TASK GOAL:
What is needed is a single figure: how many lines of the records below contain the word "Virginia".

RECORD SET:
####################
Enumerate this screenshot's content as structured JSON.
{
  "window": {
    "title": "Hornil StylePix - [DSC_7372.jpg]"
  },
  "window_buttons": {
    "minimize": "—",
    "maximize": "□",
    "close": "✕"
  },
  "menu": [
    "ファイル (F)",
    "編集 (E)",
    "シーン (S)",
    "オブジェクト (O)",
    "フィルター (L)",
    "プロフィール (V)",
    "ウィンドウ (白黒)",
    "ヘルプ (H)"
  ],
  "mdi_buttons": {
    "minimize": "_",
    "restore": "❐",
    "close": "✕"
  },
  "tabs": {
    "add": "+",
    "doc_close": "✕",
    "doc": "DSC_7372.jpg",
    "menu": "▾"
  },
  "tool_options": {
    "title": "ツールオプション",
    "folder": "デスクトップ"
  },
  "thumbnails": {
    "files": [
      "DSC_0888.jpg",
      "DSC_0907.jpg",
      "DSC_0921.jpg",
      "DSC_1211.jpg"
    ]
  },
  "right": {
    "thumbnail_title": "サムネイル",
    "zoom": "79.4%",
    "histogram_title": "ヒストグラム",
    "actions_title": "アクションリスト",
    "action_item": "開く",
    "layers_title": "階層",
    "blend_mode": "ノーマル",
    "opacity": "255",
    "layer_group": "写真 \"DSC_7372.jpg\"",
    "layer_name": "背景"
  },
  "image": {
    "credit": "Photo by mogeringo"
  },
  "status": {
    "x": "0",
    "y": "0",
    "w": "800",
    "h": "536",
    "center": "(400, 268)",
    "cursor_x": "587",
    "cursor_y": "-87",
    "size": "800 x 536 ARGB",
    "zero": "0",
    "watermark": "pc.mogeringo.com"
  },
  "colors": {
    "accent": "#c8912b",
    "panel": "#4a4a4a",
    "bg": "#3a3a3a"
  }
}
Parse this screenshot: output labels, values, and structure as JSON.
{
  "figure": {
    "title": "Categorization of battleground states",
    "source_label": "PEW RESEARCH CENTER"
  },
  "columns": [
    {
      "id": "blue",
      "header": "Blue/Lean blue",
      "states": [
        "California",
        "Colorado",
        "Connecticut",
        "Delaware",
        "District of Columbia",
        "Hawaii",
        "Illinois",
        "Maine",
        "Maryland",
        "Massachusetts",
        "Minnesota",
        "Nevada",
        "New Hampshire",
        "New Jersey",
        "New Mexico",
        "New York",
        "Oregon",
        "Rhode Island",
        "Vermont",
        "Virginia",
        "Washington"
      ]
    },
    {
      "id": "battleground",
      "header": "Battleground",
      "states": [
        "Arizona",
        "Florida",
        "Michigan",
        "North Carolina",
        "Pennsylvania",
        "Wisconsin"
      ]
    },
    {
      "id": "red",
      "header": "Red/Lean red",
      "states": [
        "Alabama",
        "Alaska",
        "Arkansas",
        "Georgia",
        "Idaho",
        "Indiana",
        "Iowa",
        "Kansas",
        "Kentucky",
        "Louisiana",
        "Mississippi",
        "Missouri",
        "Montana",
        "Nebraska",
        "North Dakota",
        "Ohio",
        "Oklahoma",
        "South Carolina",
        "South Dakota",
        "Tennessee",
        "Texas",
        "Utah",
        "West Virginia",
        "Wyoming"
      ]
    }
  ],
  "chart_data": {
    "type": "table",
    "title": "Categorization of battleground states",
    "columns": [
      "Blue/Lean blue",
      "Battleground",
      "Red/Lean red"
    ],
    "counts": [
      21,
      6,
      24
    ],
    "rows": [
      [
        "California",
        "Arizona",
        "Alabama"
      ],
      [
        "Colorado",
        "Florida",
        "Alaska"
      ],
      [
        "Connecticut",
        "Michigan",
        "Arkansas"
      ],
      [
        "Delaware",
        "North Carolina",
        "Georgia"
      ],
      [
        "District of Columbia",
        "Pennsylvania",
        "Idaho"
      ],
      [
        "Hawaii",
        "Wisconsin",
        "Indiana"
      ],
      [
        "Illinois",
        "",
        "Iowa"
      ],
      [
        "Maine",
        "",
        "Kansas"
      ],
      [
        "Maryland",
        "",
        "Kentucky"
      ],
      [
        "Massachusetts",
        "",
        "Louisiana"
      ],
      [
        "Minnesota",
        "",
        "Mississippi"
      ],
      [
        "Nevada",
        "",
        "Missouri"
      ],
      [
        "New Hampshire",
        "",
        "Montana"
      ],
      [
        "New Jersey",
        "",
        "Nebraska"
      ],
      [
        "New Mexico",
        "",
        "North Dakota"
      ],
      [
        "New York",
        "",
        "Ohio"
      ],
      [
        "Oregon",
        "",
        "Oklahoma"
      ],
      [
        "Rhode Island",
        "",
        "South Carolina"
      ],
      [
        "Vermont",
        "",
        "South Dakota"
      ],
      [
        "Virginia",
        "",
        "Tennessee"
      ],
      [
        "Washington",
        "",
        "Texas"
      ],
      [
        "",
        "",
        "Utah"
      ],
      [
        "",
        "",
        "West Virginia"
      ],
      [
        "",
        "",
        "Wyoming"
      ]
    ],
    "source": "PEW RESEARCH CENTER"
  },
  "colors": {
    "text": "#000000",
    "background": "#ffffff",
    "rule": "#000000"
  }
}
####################
RESULT FOR THIS TASK:
4